------ Given records
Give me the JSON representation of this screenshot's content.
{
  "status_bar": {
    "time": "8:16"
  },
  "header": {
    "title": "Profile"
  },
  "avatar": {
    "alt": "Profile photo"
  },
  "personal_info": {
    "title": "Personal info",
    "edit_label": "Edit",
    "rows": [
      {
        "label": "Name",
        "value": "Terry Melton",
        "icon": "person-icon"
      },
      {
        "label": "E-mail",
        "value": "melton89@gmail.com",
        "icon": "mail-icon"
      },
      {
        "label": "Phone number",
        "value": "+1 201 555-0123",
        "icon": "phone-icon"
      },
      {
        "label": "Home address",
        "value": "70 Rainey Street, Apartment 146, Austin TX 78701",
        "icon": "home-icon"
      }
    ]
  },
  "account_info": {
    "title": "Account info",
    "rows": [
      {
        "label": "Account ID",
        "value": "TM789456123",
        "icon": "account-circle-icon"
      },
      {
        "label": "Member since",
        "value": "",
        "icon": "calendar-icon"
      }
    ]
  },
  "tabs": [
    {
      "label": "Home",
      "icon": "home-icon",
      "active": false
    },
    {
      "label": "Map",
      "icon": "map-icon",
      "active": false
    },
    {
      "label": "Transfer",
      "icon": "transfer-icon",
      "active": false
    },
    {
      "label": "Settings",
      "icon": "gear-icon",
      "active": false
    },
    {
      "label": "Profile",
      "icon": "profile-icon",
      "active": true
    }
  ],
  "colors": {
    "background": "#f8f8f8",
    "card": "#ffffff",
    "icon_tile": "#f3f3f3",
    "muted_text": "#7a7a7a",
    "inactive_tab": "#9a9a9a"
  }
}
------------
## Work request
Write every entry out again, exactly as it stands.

## Problem solution
Give me the JSON representation of this screenshot's content.
{
  "status_bar": {
    "time": "8:16"
  },
  "header": {
    "title": "Profile"
  },
  "avatar": {
    "alt": "Profile photo"
  },
  "personal_info": {
    "title": "Personal info",
    "edit_label": "Edit",
    "rows": [
      {
        "label": "Name",
        "value": "Terry Melton",
        "icon": "person-icon"
      },
      {
        "label": "E-mail",
        "value": "melton89@gmail.com",
        "icon": "mail-icon"
      },
      {
        "label": "Phone number",
        "value": "+1 201 555-0123",
        "icon": "phone-icon"
      },
      {
        "label": "Home address",
        "value": "70 Rainey Street, Apartment 146, Austin TX 78701",
        "icon": "home-icon"
      }
    ]
  },
  "account_info": {
    "title": "Account info",
    "rows": [
      {
        "label": "Account ID",
        "value": "TM789456123",
        "icon": "account-circle-icon"
      },
      {
        "label": "Member since",
        "value": "",
        "icon": "calendar-icon"
      }
    ]
  },
  "tabs": [
    {
      "label": "Home",
      "icon": "home-icon",
      "active": false
    },
    {
      "label": "Map",
      "icon": "map-icon",
      "active": false
    },
    {
      "label": "Transfer",
      "icon": "transfer-icon",
      "active": false
    },
    {
      "label": "Settings",
      "icon": "gear-icon",
      "active": false
    },
    {
      "label": "Profile",
      "icon": "profile-icon",
      "active": true
    }
  ],
  "colors": {
    "background": "#f8f8f8",
    "card": "#ffffff",
    "icon_tile": "#f3f3f3",
    "muted_text": "#7a7a7a",
    "inactive_tab": "#9a9a9a"
  }
}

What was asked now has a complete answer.